He drew on Munich’s music boom in the 1970s to craft the aesthetic. Donna Summer recorded “Love to Love You Baby” in Munich. After that, artists like Iggy Pop and Led Zeppelin came flocking.


Kaufmann likes how being an independent boutique hotel lets Jams write its own rules — like putting free minibars in guestrooms and running live music events on Saturdays.

“Everything from A to Z in the hotel is connected to music, even the lamps on the staircase, which are designed to look like records,” Kaufmann said.

The restaurant tables all have etched grooves that resemble records, and the bikes you can borrow have names like “Ozzie” and “Slash.”

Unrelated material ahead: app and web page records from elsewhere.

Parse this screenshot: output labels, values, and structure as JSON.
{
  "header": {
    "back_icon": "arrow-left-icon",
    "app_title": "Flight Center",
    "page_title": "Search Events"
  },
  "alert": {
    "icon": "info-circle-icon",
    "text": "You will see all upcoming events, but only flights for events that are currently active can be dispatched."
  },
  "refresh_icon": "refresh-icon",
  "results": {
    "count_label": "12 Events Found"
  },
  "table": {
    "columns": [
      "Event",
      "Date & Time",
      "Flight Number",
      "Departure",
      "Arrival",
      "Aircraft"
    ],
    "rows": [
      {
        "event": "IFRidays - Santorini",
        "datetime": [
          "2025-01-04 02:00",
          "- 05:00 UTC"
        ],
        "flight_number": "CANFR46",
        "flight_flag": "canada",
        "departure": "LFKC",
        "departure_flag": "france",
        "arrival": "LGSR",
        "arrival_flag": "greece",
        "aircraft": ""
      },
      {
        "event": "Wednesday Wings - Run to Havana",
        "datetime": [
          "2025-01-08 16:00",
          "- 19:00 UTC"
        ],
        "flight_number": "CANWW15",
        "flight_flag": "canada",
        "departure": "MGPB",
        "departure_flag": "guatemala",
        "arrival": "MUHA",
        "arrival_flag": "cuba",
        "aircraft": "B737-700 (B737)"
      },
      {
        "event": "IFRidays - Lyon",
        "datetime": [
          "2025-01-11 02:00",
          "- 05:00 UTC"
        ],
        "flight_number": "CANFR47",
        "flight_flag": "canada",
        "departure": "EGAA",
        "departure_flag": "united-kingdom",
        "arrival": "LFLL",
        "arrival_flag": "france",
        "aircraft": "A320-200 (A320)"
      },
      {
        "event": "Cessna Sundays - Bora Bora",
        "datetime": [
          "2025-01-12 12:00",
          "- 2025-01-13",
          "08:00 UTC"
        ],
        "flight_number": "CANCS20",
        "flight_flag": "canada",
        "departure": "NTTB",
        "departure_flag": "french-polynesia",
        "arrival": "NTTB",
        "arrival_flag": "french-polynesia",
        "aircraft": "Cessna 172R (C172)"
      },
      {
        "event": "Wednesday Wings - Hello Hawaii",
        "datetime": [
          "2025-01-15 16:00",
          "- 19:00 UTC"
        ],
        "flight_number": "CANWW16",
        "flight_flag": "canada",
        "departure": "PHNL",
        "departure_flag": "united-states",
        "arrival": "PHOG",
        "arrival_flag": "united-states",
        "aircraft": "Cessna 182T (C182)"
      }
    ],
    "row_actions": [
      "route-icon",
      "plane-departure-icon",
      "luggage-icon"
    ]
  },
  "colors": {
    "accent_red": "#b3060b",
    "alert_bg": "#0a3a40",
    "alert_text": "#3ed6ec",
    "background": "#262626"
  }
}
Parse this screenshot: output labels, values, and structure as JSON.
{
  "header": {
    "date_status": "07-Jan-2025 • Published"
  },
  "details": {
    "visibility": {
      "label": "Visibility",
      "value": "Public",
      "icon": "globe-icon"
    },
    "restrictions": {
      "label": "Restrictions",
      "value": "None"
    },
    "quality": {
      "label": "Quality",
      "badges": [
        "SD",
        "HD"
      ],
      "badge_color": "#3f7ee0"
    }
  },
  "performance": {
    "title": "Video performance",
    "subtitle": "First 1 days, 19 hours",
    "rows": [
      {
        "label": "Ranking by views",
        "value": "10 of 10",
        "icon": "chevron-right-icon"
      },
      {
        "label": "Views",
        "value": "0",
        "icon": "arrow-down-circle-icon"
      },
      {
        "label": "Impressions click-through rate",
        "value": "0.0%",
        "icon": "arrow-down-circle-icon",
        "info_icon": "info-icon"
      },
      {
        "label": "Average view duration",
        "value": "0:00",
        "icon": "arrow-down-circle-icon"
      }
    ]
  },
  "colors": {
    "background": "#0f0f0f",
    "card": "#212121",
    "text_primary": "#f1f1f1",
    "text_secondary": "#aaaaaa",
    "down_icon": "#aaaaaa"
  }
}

By the end of 2022, Kaufmann plans to sign a lease for another Jams location at Lake Tegernsee, an upscale lake located at the base of the Alps, just an hour by car to the south of Munich.

“It won’t be 100 percent the same design, but it will have the same design language, always with a music theme,” said Kaufmann.

After that, Kaufmann envisions launching as many as two Jams hotels a year in German cities like Frankfurt, Hamburg, Düsseldorf, Cologne, and Berlin.

As ever, the catch will be financing — a particular challenge for boutique hotels, especially with a likely bruising recession on the horizon.

“I am hoping the banks will put back some trust into hotels,” he said. “We are not the banks’ darlings at this time.”


Many independent hoteliers do a delicate dance with distribution middlemen. For now, Kaufmann is focused on creating a personal connection with each of the online travel agencies in hopes of coming up with an understanding that’s profitable for all parties. Often, their suggestions aren’t in the best interest of a boutique hotel.

“I just don’t want to do only discounts, discounts, discounts,” said Kaufmann. 

Big chains, of course, are less reliant on online travel agencies because they have the infrastructure to manage their own booking systems and often have large enough footprints to have flourishing loyalty programs. They can also negotiate volume discounts on commissions.

Still, indie boutiques enjoy some of their advantages over the big hotel groups that may matter more than distribution.

“We are a unique hotel, and guests want that distinctive experience,” Kaufmann said.



Daily Lodging Report

Essential industry news for hospitality and lodging executives in North America and Asia-Pacific. Delivered daily to your inbox.

Show Me More

Have a confidential tip for Skift? Get in touch

Tags: boutique hotels, experiential, future of lodging, germany, independent hotels, music

Photo credit: A guest listens to one of the many records available to borrow in the lobby of the Jams Music Hotel in Munich, Germany. Frank Lübke Photography. Source: Jams Music Hotel.

Up Next

Loading next stories